|Poster: Capt Geo|
Subject: Re: Cabo Bite Report
CABO SAN LUCAS FISH REPORT
Capt. George Landrum
Fly Hooker Sportfishing
Sept. 20-26, 2010
Weather: We had a late developing tropical storm hit us on Tuesday. On Monday it was just an area of disturbed weather, then quickly became a depression, then by the evening had become Tropical Storm Georgette, with winds gusting to 45 mph. It passed a bit to the east of us, between us and San Jose with winds to 40 mph and about 3 inches of rain over 24 hours. The rain was nice to get, not too much but enough that as of yesterday there was green all over the desert as the grass started to sprout and the cactus started to bloom. As a result of the storm, the air temperature dropped by about 5 – 10 degrees with our daytime highs in the mid 80's and the nighttime lows in the mid to high 70's. At least for the first few days, then it started to creep up again. The rest of the week was partly cloudy with an occasional little spit of moisture, nothing you could call rain and just barely noticiable.
Water: The wind and swells resulting from the late developing Tropical Storm Georgette caused the Port Captain to close the port on Tuesday, and for good reason. It re-opened Wednesday just after daylight, and by then the swells had almost dissapeared but there was still an occasional bit of wind. The churning of the water along with the overcast that came along caused the water temperatures to drop an average of 5 degrees. The Sea of Cortes showed 80 to 83 degrees, starting from the Cape and working northward while the Pacific side had a cold band of 75 degree water from the lighthouse to the southwest, and outside of that, atop the San Jaime and the Golden Gate Banks the water warmed a bit to 80 degrees, and just a few miles farther west the water warmed again to 82 degrees.
Bait: The full moon has resulted in a lack of Caballito, and the water temperature has meant few Mackerel, if any. Instead there has been Green Jacks, Look-Downs and Mullet. Sardinas have been available if you are one of the first boats to San Jose, and you have to beat the local boats there. These baits are being brought down from the East Cape so if you are late, all you get are dead ones good for chum.
Billfish: The cooling water temperature has resulted in more Striped Marlin being caught, particularly on the Pacific side. Blue and Black Marlin are still being found on the Cortez side but not as many as we had a few weeks ago. I am not sure if this is a result of the water temperature of from the moon phase, but there are still some decent fish out there as one of the smaller local boats proved early in the week when the scaled a Blue Marlin at almost #500. Lures caught allmost all of the billfish this week, but a few Striped Marlin were hungry enough to eat the Green Jacks. Many of the boats found themselves catching small Bollito for the first hour of the day in order to have decent baits.
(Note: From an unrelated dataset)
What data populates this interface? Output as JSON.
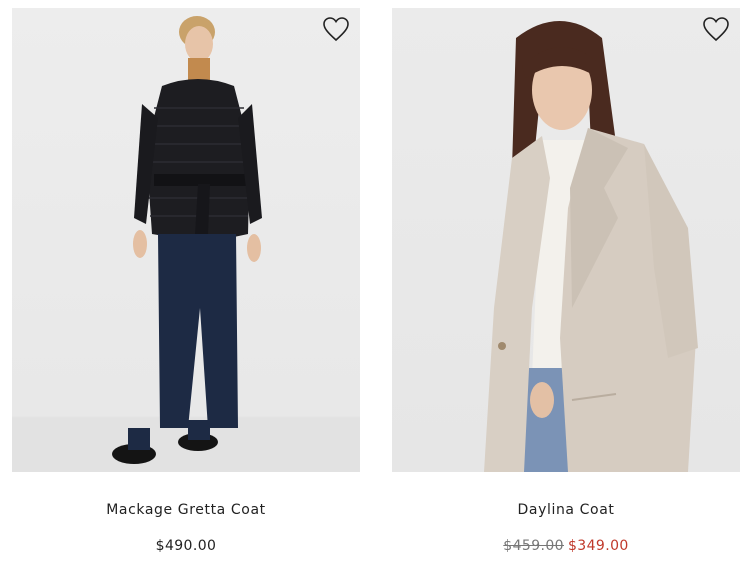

Yellowfin Tuna: There was little change in the Yellowfin report this week as there are still occasional larger fish to 150 pounds being found on the Cortez side aroung the outer Gorda Banks and the 1150 area. Elsewhere, such as the Inman Banks and south of the San Jaime Banks there have been football size Yellowfin associated with Porpoise, and an occasional fish to 40 – 100 pounds with them. Just off of the lighthouse on the Pacific side there have been very small Yellowfin, bait size fish found by the Pangas.
Dorado: Dorado were the fish of the week and the size has slowly grown over the past few weeks. Most of the fish caught this last week were in the 15-20 pound range with a few in the larger class at 35 pounds. Most boats were able to get limits of these fish if they tried hard, and most of them were found on the Pacific side of the Cape.
Wahoo: The bite on Wahoo dropped off locally, but it may be due to the fluctuation in water temperature. There were still fish being caught, but not every day as we had happen the week before. This past week the bite was about ½ of what we had just recently seen, perhaps it will pick up as the water re-adjusts.
Inshore: Inshore was a repeat of last week, with the exception of the Snapper bite, the large swells caused by Tropical Storm Georgette mads getting into the rocks difficult for most of the week. There were Roosterfish, lots of small Skip-jack tuna and baby Yellowfin Tuna as well as loads of small Dorado that supplied most of the action for the Pangas this past week. As well as the usual inshore fish, there were a few nice Black Marlin hooked by Pangas slow trolling live bait for bigger Dorado, so there was always the chance of being surprised!
Just recently it came to our attention you can now buy fishing licenses online. Some Spanish required...won't let me buy quantities, as it looks like you can only buy one at a time. I only played on the website for a few minutes this morning, look great for those yearly licenses!!!
Once again my great thanks to the guys from Jersey and Virginia, Ed, Gene, Herman and Kent for the new music! Today's report was written to the music off of the CD “Centerfield”, a 25th anniversary edition of John Fogerty music, released in 2010 by Geffen Records. Until next week, tight lines!